When we started the procedure, Eddie Money was singing "Two Tickets to Paradise," which I've always thought was a silly song, but now I was catching all the nuances I'd been oblivious to before, and I instantly became an Eddie Money fan.
Then they played "Turn to Stone" from the Electric Light Orchestra, and it occurred to me that this magnificent band never got the love and respect they deserve. When the DJ started playing stuff I already liked such as Emerson, Lake & Palmer's trippy "Lucky Man," I was once again 16 years old, and I didn't care at all what they did to my jaw as long as they didn't talk to me or make me turn the music down.
I had (barely) enough presence of mind to switch to the country station, and I had the great good fortune to catch Restless Heart singing about getting hit by a fast-moving train. I was in heaven; my only prayer was that the operation last all afternoon.
So here's what I want to know -
(First though, this DISCLAIMER: Drugs are bad. I know because I did a lot of them in my younger days. And I wish I hadn't. I'm not saying that to be PC; for reasons too lengthy to go into here I wish I had never used anything illicit. And I don't think using legal drugs unnecessarily is any better than using illegal ones)
But honestly, people, how come music sounds so much better and affects us on such a deeper level when we're under the influence? And if one doesn't want to use drugs, is there something we can do, some yoga tantric breathing exercises that would focus the mind and make us appreciate how awe-inspiring and beautiful the music we take for granted truly is?
Or, in order for me to fully appreciate Eddie Money, do I have to spend $375 and let a man root around in my jawbone?

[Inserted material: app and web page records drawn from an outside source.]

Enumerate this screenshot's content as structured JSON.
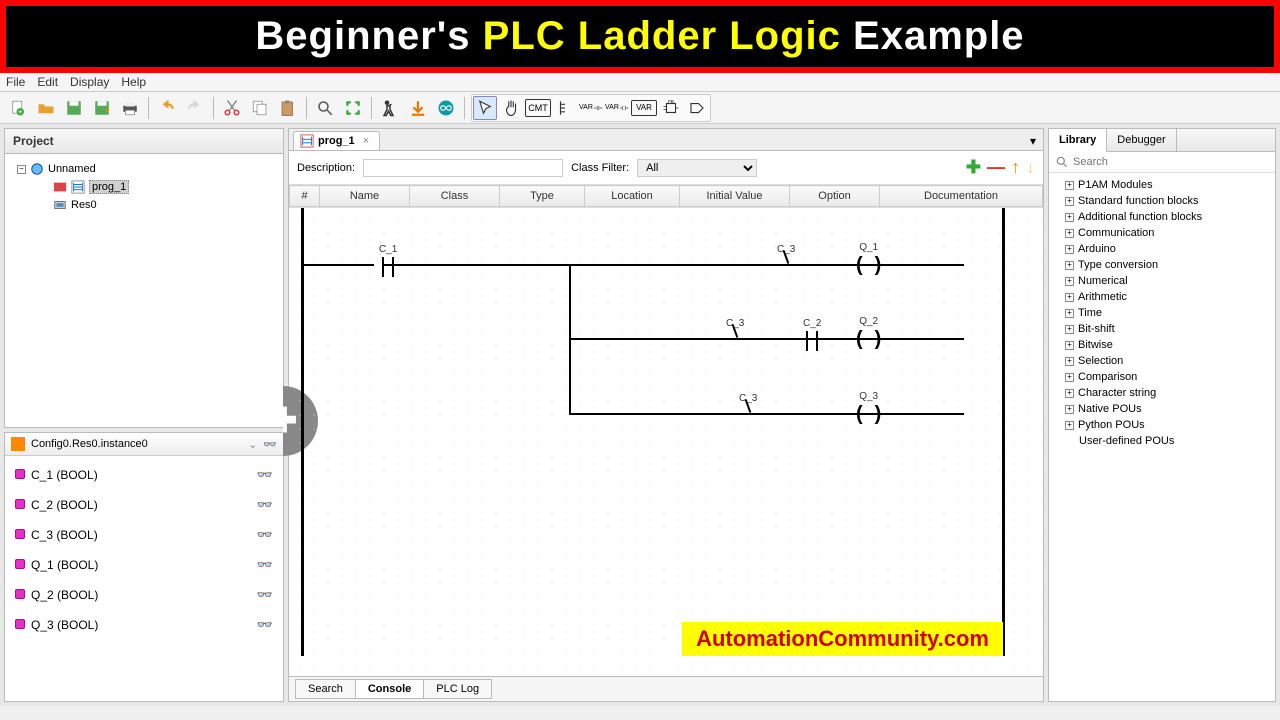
{
  "banner": {
    "part1": "Beginner's ",
    "highlight": "PLC Ladder Logic",
    "part2": " Example"
  },
  "menubar": [
    "File",
    "Edit",
    "Display",
    "Help"
  ],
  "project": {
    "title": "Project",
    "root": "Unnamed",
    "prog": "prog_1",
    "res": "Res0"
  },
  "instances": {
    "path": "Config0.Res0.instance0",
    "vars": [
      "C_1 (BOOL)",
      "C_2 (BOOL)",
      "C_3 (BOOL)",
      "Q_1 (BOOL)",
      "Q_2 (BOOL)",
      "Q_3 (BOOL)"
    ]
  },
  "editor": {
    "tab": "prog_1",
    "desc_label": "Description:",
    "filter_label": "Class Filter:",
    "filter_value": "All",
    "columns": [
      "#",
      "Name",
      "Class",
      "Type",
      "Location",
      "Initial Value",
      "Option",
      "Documentation"
    ]
  },
  "ladder": {
    "c1": "C_1",
    "c2": "C_2",
    "c3": "C_3",
    "q1": "Q_1",
    "q2": "Q_2",
    "q3": "Q_3"
  },
  "watermark": "AutomationCommunity.com",
  "bottom_tabs": [
    "Search",
    "Console",
    "PLC Log"
  ],
  "right": {
    "tabs": [
      "Library",
      "Debugger"
    ],
    "search_placeholder": "Search",
    "items": [
      "P1AM Modules",
      "Standard function blocks",
      "Additional function blocks",
      "Communication",
      "Arduino",
      "Type conversion",
      "Numerical",
      "Arithmetic",
      "Time",
      "Bit-shift",
      "Bitwise",
      "Selection",
      "Comparison",
      "Character string",
      "Native POUs",
      "Python POUs"
    ],
    "leaf": "User-defined POUs"
  }
}
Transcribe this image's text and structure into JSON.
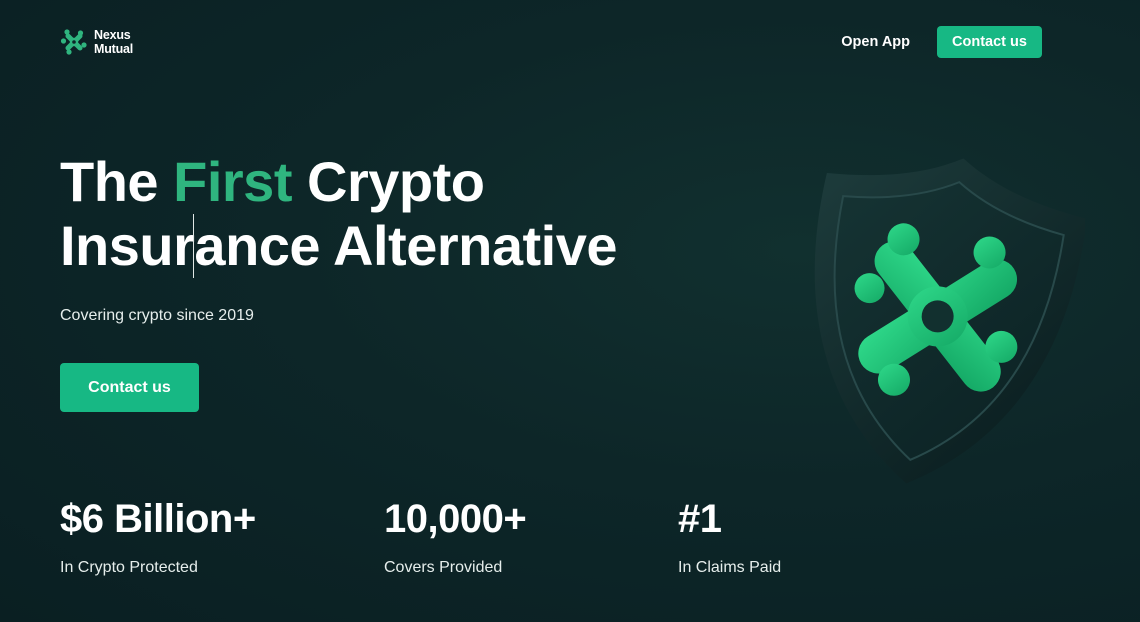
{
  "header": {
    "logo_line1": "Nexus",
    "logo_line2": "Mutual",
    "open_app_label": "Open App",
    "contact_label": "Contact us"
  },
  "hero": {
    "title_the": "The",
    "title_first": "First",
    "title_crypto": "Crypto",
    "title_line2_a": "Insur",
    "title_line2_b": "ance Alternative",
    "subtitle": "Covering crypto since 2019",
    "cta_label": "Contact us"
  },
  "stats": [
    {
      "value": "$6 Billion+",
      "label": "In Crypto Protected"
    },
    {
      "value": "10,000+",
      "label": "Covers Provided"
    },
    {
      "value": "#1",
      "label": "In Claims Paid"
    }
  ],
  "colors": {
    "accent": "#17b884",
    "accent_text": "#2fb57f",
    "background": "#0d2628"
  },
  "icons": [
    "nexus-logo-icon",
    "shield-logo-icon"
  ]
}
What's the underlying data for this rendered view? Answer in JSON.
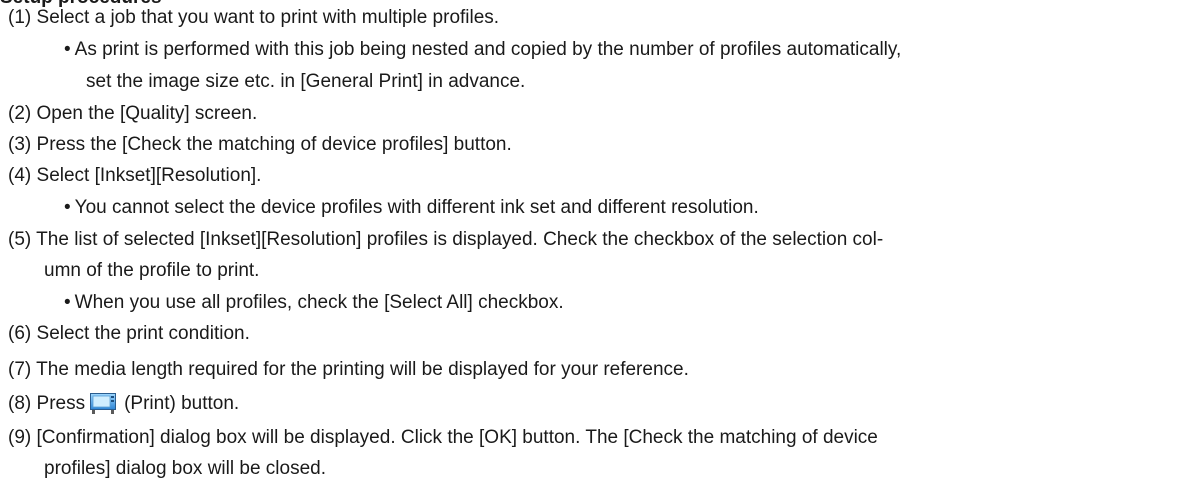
{
  "page": {
    "heading": "Setup procedures",
    "steps": [
      {
        "num": "(1)",
        "text": "Select a job that you want to print with multiple profiles."
      },
      {
        "bullet": "•",
        "text": "As print is performed with this job being nested and copied by the number of profiles automatically,"
      },
      {
        "text": "set the image size etc. in [General Print] in advance."
      },
      {
        "num": "(2)",
        "text": "Open the [Quality] screen."
      },
      {
        "num": "(3)",
        "text": "Press the [Check the matching of device profiles] button."
      },
      {
        "num": "(4)",
        "text": "Select [Inkset][Resolution]."
      },
      {
        "bullet": "•",
        "text": "You cannot select the device profiles with different ink set and different resolution."
      },
      {
        "num": "(5)",
        "text": "The list of selected [Inkset][Resolution] profiles is displayed. Check the checkbox of the selection col-"
      },
      {
        "text": "umn of the profile to print."
      },
      {
        "bullet": "•",
        "text": "When you use all profiles, check the [Select All] checkbox."
      },
      {
        "num": "(6)",
        "text": "Select the print condition."
      },
      {
        "num": "(7)",
        "text": "The media length required for the printing will be displayed for your reference."
      },
      {
        "num": "(8)",
        "text_before": "Press",
        "icon": "print-icon",
        "text_after": "(Print) button."
      },
      {
        "num": "(9)",
        "text": "[Confirmation] dialog box will be displayed. Click the [OK] button. The [Check the matching of device"
      },
      {
        "text": "profiles] dialog box will be closed."
      }
    ]
  }
}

I don't have the answers. Do you?
The views in this column are those of Robert Loy and do not necessarily reflect those of CST.